Members examined the contribution of the TBT Committee to the WTO’s response to the COVID-19 pandemic and the preparedness for future pandemics in light of the WTO’s 12th Ministerial Conference (MC12) outcomes in this area.

The new Chair of the TBT Committee, Mr Anwar Hussain Shaik (India), said that MC12 placed additional importance on this element of TBT Committee work. He stressed that the Committee has been asked to report annually to the General Council on its progress until the end of 2024.

COVID-19 related work of the TBT Committee

The WTO Secretariat provided an overview of the TBT Committee’s work on COVID-19 since the start of the pandemic, including members’ work on notifications, discussion of specific trade concerns, as well as exchange of experiences. The Secretariat noted that around two-thirds of the notifications related to COVID-19 were submitted under the urgent notification provisions of technical regulations and conformity assessment, while the rest were submitted as regular notifications.

In terms of the product coverage of the notified measures, personal protective equipment, pharmaceutical products, medical devices and other medical supplies were highlighted. The Secretariat noted that the types of measures notified by members were emergency and temporary procedures, new standards or technical regulations for medical goods, or postponement of the entry into force of other regulations.

Specific trade concerns: Environmental and digital issues

Members discussed 80 specific trade concerns at the Committee meeting, of which 13 were discussed for the first time. The full list of trade concerns raised can be found here.

Members shared their progress on finding positive solutions to specific trade concerns through bilateral cooperation on issues such as ceramics and wine labelling requirements.

Digital issues featured prominently at the meeting. The topics discussed included new technical regulations on 5G, a requirement to affix QR codes in energy efficiency labels, and requirements for the testing and certification of telecommunication systems.

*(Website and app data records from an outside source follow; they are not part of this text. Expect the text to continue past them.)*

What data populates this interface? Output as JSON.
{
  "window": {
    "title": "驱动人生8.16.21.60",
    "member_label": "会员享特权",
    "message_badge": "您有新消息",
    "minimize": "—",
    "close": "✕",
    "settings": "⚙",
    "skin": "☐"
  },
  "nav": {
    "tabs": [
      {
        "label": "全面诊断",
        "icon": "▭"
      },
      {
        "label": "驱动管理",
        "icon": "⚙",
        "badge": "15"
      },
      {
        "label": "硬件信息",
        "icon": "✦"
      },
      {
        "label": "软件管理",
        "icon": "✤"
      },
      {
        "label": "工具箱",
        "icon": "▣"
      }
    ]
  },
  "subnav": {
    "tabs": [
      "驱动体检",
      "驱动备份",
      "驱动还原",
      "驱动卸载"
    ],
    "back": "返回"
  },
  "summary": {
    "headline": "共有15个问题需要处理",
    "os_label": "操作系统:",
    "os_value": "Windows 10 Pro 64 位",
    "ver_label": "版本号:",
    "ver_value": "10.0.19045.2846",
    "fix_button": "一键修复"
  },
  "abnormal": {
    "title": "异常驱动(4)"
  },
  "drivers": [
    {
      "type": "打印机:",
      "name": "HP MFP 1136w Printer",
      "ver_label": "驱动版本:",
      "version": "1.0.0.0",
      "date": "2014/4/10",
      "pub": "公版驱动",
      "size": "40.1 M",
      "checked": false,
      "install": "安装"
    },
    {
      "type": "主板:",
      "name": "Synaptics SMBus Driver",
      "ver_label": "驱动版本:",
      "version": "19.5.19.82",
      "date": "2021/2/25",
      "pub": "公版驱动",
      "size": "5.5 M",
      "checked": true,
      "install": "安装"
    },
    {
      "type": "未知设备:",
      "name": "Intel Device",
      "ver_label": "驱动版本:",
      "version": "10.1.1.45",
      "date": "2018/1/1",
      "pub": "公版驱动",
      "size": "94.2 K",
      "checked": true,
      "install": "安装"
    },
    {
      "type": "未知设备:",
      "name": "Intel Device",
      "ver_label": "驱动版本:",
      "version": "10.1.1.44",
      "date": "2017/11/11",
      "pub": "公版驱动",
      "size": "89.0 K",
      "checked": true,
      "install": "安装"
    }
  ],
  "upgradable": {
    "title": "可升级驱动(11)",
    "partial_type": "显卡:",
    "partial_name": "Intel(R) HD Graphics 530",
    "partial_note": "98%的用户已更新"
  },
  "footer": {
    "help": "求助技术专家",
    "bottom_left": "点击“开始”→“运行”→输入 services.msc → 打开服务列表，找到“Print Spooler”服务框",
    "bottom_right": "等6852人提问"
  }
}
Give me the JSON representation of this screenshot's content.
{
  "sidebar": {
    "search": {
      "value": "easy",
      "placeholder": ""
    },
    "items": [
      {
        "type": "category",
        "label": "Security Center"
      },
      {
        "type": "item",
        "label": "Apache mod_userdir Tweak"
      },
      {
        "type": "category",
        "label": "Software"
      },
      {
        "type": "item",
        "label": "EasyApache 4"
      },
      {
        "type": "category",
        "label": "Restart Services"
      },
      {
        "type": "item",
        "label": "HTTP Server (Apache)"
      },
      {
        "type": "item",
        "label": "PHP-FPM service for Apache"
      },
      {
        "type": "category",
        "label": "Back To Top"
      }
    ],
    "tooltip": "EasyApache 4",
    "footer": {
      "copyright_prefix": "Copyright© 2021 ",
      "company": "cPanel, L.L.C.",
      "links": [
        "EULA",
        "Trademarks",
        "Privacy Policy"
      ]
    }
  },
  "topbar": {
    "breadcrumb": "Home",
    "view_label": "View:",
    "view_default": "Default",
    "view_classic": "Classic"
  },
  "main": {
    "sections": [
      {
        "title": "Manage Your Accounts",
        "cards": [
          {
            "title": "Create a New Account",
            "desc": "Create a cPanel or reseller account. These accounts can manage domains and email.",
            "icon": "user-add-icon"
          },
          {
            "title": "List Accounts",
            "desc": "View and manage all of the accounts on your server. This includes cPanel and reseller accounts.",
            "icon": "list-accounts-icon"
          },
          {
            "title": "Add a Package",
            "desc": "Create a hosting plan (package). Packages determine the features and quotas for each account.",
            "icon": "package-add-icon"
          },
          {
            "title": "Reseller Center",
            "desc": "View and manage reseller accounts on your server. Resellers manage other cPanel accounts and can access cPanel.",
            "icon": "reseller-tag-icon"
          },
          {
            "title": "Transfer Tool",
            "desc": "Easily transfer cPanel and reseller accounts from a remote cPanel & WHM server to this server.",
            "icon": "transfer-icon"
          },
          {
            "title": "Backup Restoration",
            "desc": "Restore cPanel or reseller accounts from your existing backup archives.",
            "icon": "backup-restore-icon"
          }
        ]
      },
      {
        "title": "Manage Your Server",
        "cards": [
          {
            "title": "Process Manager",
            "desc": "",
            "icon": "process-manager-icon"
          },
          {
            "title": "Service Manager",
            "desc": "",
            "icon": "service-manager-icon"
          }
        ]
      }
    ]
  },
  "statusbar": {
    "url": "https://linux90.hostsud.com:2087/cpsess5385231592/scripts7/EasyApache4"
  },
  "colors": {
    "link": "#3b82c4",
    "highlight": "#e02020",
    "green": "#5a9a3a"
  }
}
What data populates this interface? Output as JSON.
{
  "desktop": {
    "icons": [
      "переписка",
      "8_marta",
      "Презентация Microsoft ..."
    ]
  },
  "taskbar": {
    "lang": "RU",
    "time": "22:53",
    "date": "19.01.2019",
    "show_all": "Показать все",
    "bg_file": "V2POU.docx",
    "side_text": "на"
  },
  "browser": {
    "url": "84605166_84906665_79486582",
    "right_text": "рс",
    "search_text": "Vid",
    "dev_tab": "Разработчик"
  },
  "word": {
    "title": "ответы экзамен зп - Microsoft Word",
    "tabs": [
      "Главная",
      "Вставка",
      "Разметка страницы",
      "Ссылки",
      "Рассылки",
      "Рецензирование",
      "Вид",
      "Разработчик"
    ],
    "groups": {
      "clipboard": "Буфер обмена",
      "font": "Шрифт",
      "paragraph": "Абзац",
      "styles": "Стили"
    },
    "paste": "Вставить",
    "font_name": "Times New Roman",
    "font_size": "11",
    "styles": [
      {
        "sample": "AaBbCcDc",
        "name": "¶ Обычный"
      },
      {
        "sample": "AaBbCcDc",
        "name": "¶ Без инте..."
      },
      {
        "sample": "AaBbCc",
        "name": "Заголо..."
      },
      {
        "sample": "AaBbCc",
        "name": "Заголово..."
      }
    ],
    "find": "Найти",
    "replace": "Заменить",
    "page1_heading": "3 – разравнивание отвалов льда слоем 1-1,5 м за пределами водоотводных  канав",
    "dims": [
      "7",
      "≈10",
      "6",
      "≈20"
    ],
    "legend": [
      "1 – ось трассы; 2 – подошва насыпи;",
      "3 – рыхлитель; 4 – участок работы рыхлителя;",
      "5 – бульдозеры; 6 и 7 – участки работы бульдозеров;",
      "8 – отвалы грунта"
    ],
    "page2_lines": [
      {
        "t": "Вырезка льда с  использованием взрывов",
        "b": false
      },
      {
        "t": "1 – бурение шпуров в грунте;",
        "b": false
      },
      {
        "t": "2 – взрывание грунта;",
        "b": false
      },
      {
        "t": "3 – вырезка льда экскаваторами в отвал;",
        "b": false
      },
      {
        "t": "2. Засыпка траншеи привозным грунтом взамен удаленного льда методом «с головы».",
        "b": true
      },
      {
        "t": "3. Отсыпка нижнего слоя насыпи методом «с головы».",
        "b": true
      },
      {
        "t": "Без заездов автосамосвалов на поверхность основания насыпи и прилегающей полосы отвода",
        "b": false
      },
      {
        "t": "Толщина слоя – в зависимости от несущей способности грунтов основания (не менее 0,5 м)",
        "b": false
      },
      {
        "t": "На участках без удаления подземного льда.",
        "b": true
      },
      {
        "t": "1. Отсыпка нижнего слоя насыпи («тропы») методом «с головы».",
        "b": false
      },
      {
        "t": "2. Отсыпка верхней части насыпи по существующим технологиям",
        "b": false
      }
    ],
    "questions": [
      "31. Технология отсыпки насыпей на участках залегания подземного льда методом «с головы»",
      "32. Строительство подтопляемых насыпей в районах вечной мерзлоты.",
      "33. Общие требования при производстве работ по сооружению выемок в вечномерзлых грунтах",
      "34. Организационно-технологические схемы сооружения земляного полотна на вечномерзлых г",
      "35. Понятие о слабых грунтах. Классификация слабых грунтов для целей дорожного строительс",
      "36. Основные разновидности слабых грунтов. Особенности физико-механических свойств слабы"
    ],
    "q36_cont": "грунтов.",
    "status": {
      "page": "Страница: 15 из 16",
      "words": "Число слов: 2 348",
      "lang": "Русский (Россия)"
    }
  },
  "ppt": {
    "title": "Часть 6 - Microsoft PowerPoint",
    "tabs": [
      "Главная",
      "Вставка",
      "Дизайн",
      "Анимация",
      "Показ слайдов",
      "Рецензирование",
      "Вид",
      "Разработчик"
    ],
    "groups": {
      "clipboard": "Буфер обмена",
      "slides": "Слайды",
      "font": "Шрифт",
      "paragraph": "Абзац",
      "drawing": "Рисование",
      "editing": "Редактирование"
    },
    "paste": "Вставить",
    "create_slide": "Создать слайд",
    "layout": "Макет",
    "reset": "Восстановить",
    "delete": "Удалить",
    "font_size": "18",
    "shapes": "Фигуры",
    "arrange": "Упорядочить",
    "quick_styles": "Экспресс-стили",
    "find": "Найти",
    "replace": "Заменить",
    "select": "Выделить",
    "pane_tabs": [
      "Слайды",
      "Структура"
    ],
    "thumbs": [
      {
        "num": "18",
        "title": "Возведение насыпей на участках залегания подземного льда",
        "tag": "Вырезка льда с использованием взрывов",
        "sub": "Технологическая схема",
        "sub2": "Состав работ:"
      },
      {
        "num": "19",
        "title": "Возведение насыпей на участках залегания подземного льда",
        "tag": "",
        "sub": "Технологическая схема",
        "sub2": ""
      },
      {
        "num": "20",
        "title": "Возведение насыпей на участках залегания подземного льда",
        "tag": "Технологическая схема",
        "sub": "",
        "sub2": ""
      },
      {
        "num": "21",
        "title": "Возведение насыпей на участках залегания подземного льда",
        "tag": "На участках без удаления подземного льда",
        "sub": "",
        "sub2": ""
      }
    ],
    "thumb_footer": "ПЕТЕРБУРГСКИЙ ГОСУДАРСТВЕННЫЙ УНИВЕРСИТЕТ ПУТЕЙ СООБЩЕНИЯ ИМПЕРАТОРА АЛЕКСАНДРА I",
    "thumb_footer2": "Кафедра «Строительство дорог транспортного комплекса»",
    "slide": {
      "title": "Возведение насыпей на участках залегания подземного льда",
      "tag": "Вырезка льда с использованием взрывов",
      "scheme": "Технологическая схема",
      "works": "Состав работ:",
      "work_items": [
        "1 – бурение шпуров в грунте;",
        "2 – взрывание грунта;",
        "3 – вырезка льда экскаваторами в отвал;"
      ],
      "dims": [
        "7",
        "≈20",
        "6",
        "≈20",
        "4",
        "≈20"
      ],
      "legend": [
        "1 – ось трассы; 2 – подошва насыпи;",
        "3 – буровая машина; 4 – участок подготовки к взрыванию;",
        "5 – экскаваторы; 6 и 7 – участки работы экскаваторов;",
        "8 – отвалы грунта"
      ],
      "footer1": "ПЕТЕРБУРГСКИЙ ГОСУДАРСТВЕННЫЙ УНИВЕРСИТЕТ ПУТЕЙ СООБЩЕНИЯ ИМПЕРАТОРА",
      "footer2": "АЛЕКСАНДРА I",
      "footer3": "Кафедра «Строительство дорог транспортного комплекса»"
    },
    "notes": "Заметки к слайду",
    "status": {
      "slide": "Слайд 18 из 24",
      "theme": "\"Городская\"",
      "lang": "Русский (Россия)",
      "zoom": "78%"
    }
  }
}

Several of the new concerns addressed issues related to the environment, with a focus on packaging requirements such as a ban on using mineral oils in packaging materials, energy conservation standards and the prohibition of certain toxic substances.

On energy conservation standards, members questioned the consistency of the energy efficiency test methods with international standards. Members also discussed whether certain prohibited substances pose a risk of adverse effects on the environment, stressing the importance of conducting a thorough risk assessment for ensuring that the measure is not more trade restrictive than necessary to achieve its legitimate objectives.

A new concern involving both digital and environmental issues was addressed at the Committee meeting. Members raised questions on how mandating the use of specific cables or connectors – USB Type-C receptacles – for mobile phones and other electronic equipment for the purpose of reducing electronic waste and for ease of use for consumers may hinder innovation and be contrary to existing international standards.

Other new concerns related to technical requirements for vehicles, classification requirements for alcoholic beverages, and safety and technical standards for children’s cosmetics.

Many members took the floor to express their strong opposition to the invasion of Ukraine. The Russian delegate responded by saying that the WTO was not the proper venue for a discussion of this nature.

Source – WTO